Here in Israel, we have just completed the annual Jewish fall holiday schedule. Now we get to focus on all of the day-to-day challenges that we said we would tackle “after the holidays.”
And yet we are still left with the positive feelings of the holidays, this shiny Jewish new year with its promise of fresh starts and manifold blessings. One of the most wonderful gifts of Judaism is the literal sanctification of the every-day.
Jewish dietary practices, for example, recognize the holiness of life and the need to give thanks for our daily bread. Like so many other areas of Judaism, Kashrut can be seen as a long list of arcane strictures or as an opportunity to sanctify our everyday experiences. I choose the latter.
Beyond the rules, there is a beauty to Jewish practice that is intangible, amazing, and almost impossible to share. This is the wonder of the irrational. And sometimes when we are lucky or just caught off guard, a bit of the irrational can creep into our well-ordered lives.
This past Shabbat I had one of those irrational, wondrous experiences.
Last week we lost my late father’s remaining brother and the last of the generation. It has been a challenging time in the world and at home; COVID has made travel difficult and separated families. Like so many others, we have suffered the loss of people who are incredibly important to us, and yet far away geographically. The last time I saw my Uncle – everyone’s favorite uncle and a fixture in my life growing up – was at my father’s funeral in November 2019, pre-pandemic.
Even at times of great loss, we are blessed by the rhythm of Jewish holiday observance. The morning that I learned of my Uncle’s passing I was able to take comfort in Sukkot services and the undeniable joy of the holiday. The next day was also Erev Shabbat (Friday night), and we lit the candles as usual. We use 4-hour candles, fulfilling the requirement that candles burn for at least 3 hours.
On any given week, one candle may not burn down, leaving a layer of wax at the bottom. Last week I had just cleaned out the candle holders (glass inserts that protect the candles from drafts), and did not manage to do it two weeks running, so there was about an inch or so of wax at the bottom of the left hand side.
In the rush of preparation for Erev Shabbat, I just put the new candle on top, without really thinking about it, like I had done countless times in the past. This time something very different happened.
Overnight I felt the strong presence of my late Uncle, buried in Michigan the day before. I awoke early on Shabbat morning, and walked into the kitchen, only to see that the left hand side candle was still burning bright.

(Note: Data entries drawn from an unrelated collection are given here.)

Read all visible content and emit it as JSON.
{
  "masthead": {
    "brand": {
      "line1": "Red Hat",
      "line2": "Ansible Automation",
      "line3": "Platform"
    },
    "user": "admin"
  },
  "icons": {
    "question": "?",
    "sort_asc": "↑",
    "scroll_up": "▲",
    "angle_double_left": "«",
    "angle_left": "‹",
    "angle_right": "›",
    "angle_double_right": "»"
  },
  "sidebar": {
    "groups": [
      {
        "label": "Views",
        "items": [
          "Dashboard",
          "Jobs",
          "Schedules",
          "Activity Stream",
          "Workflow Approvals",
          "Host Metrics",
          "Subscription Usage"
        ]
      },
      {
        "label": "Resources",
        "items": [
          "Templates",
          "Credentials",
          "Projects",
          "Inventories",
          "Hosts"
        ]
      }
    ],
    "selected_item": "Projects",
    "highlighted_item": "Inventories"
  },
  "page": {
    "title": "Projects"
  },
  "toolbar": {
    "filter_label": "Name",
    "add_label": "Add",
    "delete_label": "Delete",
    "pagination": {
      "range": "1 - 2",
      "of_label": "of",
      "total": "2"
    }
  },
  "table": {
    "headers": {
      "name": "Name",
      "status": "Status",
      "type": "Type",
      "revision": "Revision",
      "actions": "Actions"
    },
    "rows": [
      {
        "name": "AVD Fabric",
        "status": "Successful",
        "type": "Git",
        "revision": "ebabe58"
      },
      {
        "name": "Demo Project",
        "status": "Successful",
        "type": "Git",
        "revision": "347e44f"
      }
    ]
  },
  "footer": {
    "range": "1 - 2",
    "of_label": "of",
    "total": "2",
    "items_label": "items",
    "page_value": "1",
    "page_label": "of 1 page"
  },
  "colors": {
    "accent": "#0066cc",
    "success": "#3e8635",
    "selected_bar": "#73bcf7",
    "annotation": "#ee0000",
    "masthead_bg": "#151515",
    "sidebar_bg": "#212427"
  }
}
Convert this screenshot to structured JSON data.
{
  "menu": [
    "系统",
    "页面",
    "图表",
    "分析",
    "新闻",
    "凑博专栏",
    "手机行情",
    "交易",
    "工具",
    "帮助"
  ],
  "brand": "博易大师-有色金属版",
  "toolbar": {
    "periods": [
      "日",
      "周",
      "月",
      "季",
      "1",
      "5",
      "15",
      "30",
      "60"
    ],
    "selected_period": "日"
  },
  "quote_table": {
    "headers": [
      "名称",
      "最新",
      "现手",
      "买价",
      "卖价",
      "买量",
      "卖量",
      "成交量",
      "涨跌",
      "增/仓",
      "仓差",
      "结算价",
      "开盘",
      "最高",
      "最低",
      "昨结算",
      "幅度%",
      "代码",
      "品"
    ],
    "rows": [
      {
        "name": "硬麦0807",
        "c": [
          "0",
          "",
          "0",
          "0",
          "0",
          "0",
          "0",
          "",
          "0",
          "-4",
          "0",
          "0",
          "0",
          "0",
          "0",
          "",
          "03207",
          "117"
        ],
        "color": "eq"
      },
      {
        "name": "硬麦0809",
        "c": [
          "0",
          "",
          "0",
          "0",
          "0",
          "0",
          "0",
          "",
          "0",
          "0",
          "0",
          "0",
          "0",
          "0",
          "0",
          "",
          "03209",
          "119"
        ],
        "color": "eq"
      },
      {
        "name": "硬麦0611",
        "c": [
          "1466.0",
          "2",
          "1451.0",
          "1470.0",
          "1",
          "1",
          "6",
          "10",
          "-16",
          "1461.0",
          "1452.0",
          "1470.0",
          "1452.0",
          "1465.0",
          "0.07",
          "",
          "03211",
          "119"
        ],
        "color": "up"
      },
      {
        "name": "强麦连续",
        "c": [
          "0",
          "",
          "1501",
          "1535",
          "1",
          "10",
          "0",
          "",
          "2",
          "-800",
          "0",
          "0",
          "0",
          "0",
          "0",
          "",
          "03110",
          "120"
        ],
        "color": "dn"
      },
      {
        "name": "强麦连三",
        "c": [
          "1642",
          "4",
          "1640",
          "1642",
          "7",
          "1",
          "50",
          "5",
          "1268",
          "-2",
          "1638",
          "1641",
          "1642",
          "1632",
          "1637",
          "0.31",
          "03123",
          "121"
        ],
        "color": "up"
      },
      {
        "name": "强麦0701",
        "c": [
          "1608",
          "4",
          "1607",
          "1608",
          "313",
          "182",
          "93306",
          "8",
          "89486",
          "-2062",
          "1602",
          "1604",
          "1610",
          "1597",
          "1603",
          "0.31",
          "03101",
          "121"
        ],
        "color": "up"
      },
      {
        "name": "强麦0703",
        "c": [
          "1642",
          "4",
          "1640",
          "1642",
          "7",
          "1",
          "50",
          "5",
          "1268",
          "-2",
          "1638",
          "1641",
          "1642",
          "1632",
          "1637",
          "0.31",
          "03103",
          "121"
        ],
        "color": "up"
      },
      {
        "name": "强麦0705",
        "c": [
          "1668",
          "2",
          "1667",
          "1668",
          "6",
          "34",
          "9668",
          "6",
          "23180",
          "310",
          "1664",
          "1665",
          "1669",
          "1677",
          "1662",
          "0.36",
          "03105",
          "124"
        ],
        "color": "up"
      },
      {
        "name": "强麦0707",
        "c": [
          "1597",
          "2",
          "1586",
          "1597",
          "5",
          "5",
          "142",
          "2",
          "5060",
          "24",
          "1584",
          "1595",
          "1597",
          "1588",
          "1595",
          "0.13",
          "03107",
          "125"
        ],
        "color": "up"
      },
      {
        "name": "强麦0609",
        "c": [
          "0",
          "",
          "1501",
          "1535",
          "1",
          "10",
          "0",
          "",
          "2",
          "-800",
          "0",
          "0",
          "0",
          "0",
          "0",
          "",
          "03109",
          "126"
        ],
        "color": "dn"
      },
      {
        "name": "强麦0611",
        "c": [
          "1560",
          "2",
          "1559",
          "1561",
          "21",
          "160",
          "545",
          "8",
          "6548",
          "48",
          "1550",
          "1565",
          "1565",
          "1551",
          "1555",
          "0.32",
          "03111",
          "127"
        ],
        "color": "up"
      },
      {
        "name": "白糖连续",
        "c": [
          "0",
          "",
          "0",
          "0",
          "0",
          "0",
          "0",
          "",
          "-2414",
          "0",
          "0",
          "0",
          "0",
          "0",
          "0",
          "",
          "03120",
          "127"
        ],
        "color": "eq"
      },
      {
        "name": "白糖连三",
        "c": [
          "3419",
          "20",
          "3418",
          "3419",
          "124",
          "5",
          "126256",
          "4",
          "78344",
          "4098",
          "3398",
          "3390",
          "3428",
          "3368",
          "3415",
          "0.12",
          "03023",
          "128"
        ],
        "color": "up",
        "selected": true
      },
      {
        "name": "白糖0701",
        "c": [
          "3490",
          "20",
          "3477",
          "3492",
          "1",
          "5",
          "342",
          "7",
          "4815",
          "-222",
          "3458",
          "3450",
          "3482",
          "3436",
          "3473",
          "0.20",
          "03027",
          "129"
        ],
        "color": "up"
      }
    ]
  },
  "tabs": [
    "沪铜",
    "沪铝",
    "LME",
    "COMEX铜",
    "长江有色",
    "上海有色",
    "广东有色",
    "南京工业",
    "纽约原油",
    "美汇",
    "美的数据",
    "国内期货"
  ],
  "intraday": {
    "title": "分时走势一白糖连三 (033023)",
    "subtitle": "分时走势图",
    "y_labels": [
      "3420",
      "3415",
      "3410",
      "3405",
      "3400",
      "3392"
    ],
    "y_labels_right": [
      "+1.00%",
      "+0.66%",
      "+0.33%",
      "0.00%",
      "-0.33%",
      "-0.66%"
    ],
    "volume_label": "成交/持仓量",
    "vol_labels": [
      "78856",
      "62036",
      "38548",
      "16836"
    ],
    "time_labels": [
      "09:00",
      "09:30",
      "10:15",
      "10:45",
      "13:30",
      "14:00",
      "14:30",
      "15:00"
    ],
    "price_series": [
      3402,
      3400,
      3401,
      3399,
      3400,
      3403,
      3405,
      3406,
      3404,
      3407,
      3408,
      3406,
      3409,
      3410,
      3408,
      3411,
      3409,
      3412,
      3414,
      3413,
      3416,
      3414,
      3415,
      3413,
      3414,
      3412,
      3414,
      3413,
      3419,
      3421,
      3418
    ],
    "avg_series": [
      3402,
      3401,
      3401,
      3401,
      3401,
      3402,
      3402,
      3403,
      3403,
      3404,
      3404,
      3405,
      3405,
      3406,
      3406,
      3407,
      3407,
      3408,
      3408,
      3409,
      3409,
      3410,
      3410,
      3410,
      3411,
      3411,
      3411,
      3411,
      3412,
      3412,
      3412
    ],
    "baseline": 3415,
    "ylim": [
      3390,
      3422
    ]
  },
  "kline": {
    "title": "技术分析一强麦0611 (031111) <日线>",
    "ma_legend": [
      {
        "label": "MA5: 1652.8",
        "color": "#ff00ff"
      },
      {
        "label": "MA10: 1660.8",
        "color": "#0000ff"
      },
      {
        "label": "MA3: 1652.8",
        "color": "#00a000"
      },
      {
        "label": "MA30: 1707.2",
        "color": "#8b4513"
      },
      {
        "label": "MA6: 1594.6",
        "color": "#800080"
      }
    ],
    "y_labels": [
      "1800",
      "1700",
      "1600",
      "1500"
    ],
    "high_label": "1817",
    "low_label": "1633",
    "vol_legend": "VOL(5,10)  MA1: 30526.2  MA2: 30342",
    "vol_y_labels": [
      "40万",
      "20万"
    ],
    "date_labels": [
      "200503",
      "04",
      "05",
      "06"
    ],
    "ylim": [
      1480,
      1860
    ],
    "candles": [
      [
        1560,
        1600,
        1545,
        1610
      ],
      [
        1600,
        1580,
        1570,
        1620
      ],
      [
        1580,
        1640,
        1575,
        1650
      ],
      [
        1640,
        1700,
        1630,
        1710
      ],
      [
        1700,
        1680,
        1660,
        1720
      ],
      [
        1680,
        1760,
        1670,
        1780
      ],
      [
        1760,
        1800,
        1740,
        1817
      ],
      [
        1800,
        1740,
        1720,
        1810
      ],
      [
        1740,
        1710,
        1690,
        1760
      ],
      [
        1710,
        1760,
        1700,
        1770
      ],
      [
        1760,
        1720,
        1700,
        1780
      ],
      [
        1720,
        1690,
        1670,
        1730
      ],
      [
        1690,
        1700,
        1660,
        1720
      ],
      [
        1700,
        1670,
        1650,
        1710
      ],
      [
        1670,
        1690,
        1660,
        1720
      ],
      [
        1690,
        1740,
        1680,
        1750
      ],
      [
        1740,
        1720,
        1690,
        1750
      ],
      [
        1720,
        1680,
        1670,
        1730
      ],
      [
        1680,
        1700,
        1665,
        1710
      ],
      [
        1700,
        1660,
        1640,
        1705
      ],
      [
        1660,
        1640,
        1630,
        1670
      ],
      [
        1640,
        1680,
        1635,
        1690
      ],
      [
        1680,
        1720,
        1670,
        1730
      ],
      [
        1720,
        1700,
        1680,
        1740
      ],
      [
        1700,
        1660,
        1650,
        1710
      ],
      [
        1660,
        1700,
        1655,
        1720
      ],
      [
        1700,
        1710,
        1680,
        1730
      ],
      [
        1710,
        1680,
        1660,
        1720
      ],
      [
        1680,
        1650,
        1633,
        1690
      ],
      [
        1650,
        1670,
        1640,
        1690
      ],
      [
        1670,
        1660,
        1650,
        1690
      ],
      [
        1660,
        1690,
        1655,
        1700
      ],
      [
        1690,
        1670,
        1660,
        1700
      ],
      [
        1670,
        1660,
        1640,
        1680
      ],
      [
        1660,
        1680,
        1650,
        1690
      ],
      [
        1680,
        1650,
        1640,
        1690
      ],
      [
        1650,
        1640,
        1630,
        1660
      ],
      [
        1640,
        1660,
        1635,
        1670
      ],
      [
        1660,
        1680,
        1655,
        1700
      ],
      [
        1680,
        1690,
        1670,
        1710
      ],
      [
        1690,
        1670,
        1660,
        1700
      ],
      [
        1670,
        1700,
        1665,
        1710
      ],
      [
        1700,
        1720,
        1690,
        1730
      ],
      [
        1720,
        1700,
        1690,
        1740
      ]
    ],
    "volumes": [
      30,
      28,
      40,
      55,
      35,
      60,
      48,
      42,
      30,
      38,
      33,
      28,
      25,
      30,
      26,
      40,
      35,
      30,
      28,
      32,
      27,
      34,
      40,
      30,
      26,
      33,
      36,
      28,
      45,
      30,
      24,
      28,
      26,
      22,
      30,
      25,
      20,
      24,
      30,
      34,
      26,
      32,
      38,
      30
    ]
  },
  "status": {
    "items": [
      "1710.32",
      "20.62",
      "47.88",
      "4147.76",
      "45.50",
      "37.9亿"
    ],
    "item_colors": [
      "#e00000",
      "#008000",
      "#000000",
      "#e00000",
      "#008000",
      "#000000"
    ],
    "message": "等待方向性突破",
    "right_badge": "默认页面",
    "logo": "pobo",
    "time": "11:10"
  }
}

Assuming that it was something like 6:30 am Saturday morning at that point, this 4-hour candle had already burned for 12 hours. I wish I had had the presence of mind to look at my watch – it might have been later – but I was transfixed by the still-burning candle.
Fascinated and still feeling the strong presence of my late Uncle, I watched as the candle continued to burn for what seemed an eternity, finally igniting the wick from the previous week for an amazing blaze of light before burning out.
I don’t take photos on Shabbat so I am writing not to capture the image in words, if not visually. Understanding that no description can fully convey what I saw and felt, I can only add that my experience was both wondrous and comforting.
Whatever your faith / practice, I hope that you have the faith and fortune to experience the wonder of the unexplainable.